Then Daniel Mensher noticed that some people lost their homes in places where the surrounding forest hadn't burned at all.
Last month, WW first reported that incident command reports from the Beachie Creek Fire showed the blaze was fueled by at least 13 smaller fires sparked by downed power lines. On Sept. 29, two residents of Stayton, Ore., sued the utility PacifiCorp, alleging the company's failure to shut off its electrical grid in a windstorm left them and many others destitute.
"Despite being warned of extremely critical fire conditions, defendants left their power lines energized," the lawsuit says. "Defendants' energized power lines ignited massive, deadly and destructive fires that raced down the canyons, igniting and destroying homes, businesses and schools. These fires burned over hundreds of thousands of acres, destroyed thousands of structures, killed people and upended countless lives."
PacifiCorp did not respond to WW's request for comment. The utility told other news outlets that it does not comment on pending litigation.
Mensher is one of the plaintiffs' attorneys. He's drawing on a environmental law degree from Lewis & Clark Law School, where he also taught. His experience with Oregon forest practices led him to expect certain patterns in wildfire behavior. He says the Beachie Creek Fire shows something very different.
In fact, Mensher tells WW news editor Aaron Mesh, the fires that destroyed the Santiam Canyon weren't inevitable. They weren't just a byproduct of climate change, a result of poor forest management, or an act of God.
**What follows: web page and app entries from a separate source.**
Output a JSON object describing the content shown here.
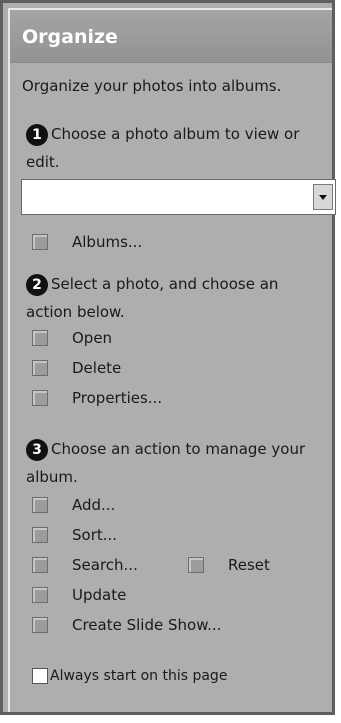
{
  "pane": {
    "title": "Organize",
    "subtitle": "Organize your photos into albums."
  },
  "step1": {
    "number": "1",
    "text": "Choose a photo album to view or edit.",
    "album_select_value": "",
    "icon": "dropdown-arrow-icon",
    "albums_label": "Albums..."
  },
  "step2": {
    "number": "2",
    "text": "Select a photo, and choose an action below.",
    "actions": [
      "Open",
      "Delete",
      "Properties..."
    ]
  },
  "step3": {
    "number": "3",
    "text": "Choose an action to manage your album.",
    "actions": [
      "Add...",
      "Sort...",
      "Search...",
      "Reset",
      "Update",
      "Create Slide Show..."
    ]
  },
  "footer": {
    "always_start_label": "Always start on this page",
    "always_start_checked": false
  }
}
He says they were a result of negligence. And he says he can prove it in the burn patterns.